### Records for this exercise
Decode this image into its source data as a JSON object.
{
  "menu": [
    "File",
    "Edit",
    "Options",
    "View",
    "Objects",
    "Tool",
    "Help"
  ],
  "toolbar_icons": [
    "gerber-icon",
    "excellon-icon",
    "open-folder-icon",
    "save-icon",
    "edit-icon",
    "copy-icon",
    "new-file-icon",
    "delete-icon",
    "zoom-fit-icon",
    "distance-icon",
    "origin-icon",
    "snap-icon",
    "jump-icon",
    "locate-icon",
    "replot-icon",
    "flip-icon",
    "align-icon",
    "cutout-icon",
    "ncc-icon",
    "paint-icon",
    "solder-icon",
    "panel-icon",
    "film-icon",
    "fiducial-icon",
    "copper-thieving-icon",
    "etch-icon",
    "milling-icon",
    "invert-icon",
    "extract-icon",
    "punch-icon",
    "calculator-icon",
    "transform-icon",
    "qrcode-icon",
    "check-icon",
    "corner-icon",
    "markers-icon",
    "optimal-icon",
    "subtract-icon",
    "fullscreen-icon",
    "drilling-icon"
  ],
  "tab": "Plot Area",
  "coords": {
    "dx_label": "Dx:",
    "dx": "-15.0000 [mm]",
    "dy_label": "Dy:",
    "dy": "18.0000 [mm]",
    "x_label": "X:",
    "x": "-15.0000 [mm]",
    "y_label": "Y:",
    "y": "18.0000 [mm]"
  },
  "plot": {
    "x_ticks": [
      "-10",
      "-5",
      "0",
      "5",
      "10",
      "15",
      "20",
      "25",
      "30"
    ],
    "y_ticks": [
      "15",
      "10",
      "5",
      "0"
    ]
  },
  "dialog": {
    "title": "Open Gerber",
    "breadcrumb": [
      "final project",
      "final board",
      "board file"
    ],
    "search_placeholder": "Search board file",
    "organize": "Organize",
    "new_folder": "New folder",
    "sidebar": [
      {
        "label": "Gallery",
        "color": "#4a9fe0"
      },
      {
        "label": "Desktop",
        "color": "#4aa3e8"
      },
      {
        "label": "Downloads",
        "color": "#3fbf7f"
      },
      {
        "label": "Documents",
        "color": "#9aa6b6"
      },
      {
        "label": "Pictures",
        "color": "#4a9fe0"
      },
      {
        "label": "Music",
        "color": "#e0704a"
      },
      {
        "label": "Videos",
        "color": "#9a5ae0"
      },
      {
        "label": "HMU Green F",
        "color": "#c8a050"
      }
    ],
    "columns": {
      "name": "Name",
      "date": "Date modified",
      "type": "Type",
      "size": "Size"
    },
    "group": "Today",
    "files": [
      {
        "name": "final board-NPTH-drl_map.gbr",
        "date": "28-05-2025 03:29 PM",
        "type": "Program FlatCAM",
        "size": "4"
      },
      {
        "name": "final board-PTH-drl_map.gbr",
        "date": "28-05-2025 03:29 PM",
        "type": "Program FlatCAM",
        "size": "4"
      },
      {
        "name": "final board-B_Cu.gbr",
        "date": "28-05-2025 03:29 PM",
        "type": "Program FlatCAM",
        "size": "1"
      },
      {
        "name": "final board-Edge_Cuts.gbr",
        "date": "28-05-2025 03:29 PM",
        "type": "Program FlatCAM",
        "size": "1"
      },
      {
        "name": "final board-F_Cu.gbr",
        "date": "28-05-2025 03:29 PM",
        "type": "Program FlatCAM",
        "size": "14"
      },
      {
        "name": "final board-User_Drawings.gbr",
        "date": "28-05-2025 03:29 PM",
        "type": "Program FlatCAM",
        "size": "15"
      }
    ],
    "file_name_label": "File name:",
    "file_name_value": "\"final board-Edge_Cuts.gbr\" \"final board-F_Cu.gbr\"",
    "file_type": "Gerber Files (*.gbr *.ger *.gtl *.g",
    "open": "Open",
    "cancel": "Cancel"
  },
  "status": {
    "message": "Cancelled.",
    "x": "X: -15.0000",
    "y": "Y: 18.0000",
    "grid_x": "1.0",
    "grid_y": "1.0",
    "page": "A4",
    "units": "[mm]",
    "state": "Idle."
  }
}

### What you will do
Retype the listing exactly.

### Answer to this task
Decode this image into its source data as a JSON object.
{
  "menu": [
    "File",
    "Edit",
    "Options",
    "View",
    "Objects",
    "Tool",
    "Help"
  ],
  "toolbar_icons": [
    "gerber-icon",
    "excellon-icon",
    "open-folder-icon",
    "save-icon",
    "edit-icon",
    "copy-icon",
    "new-file-icon",
    "delete-icon",
    "zoom-fit-icon",
    "distance-icon",
    "origin-icon",
    "snap-icon",
    "jump-icon",
    "locate-icon",
    "replot-icon",
    "flip-icon",
    "align-icon",
    "cutout-icon",
    "ncc-icon",
    "paint-icon",
    "solder-icon",
    "panel-icon",
    "film-icon",
    "fiducial-icon",
    "copper-thieving-icon",
    "etch-icon",
    "milling-icon",
    "invert-icon",
    "extract-icon",
    "punch-icon",
    "calculator-icon",
    "transform-icon",
    "qrcode-icon",
    "check-icon",
    "corner-icon",
    "markers-icon",
    "optimal-icon",
    "subtract-icon",
    "fullscreen-icon",
    "drilling-icon"
  ],
  "tab": "Plot Area",
  "coords": {
    "dx_label": "Dx:",
    "dx": "-15.0000 [mm]",
    "dy_label": "Dy:",
    "dy": "18.0000 [mm]",
    "x_label": "X:",
    "x": "-15.0000 [mm]",
    "y_label": "Y:",
    "y": "18.0000 [mm]"
  },
  "plot": {
    "x_ticks": [
      "-10",
      "-5",
      "0",
      "5",
      "10",
      "15",
      "20",
      "25",
      "30"
    ],
    "y_ticks": [
      "15",
      "10",
      "5",
      "0"
    ]
  },
  "dialog": {
    "title": "Open Gerber",
    "breadcrumb": [
      "final project",
      "final board",
      "board file"
    ],
    "search_placeholder": "Search board file",
    "organize": "Organize",
    "new_folder": "New folder",
    "sidebar": [
      {
        "label": "Gallery",
        "color": "#4a9fe0"
      },
      {
        "label": "Desktop",
        "color": "#4aa3e8"
      },
      {
        "label": "Downloads",
        "color": "#3fbf7f"
      },
      {
        "label": "Documents",
        "color": "#9aa6b6"
      },
      {
        "label": "Pictures",
        "color": "#4a9fe0"
      },
      {
        "label": "Music",
        "color": "#e0704a"
      },
      {
        "label": "Videos",
        "color": "#9a5ae0"
      },
      {
        "label": "HMU Green F",
        "color": "#c8a050"
      }
    ],
    "columns": {
      "name": "Name",
      "date": "Date modified",
      "type": "Type",
      "size": "Size"
    },
    "group": "Today",
    "files": [
      {
        "name": "final board-NPTH-drl_map.gbr",
        "date": "28-05-2025 03:29 PM",
        "type": "Program FlatCAM",
        "size": "4"
      },
      {
        "name": "final board-PTH-drl_map.gbr",
        "date": "28-05-2025 03:29 PM",
        "type": "Program FlatCAM",
        "size": "4"
      },
      {
        "name": "final board-B_Cu.gbr",
        "date": "28-05-2025 03:29 PM",
        "type": "Program FlatCAM",
        "size": "1"
      },
      {
        "name": "final board-Edge_Cuts.gbr",
        "date": "28-05-2025 03:29 PM",
        "type": "Program FlatCAM",
        "size": "1"
      },
      {
        "name": "final board-F_Cu.gbr",
        "date": "28-05-2025 03:29 PM",
        "type": "Program FlatCAM",
        "size": "14"
      },
      {
        "name": "final board-User_Drawings.gbr",
        "date": "28-05-2025 03:29 PM",
        "type": "Program FlatCAM",
        "size": "15"
      }
    ],
    "file_name_label": "File name:",
    "file_name_value": "\"final board-Edge_Cuts.gbr\" \"final board-F_Cu.gbr\"",
    "file_type": "Gerber Files (*.gbr *.ger *.gtl *.g",
    "open": "Open",
    "cancel": "Cancel"
  },
  "status": {
    "message": "Cancelled.",
    "x": "X: -15.0000",
    "y": "Y: 18.0000",
    "grid_x": "1.0",
    "grid_y": "1.0",
    "page": "A4",
    "units": "[mm]",
    "state": "Idle."
  }
}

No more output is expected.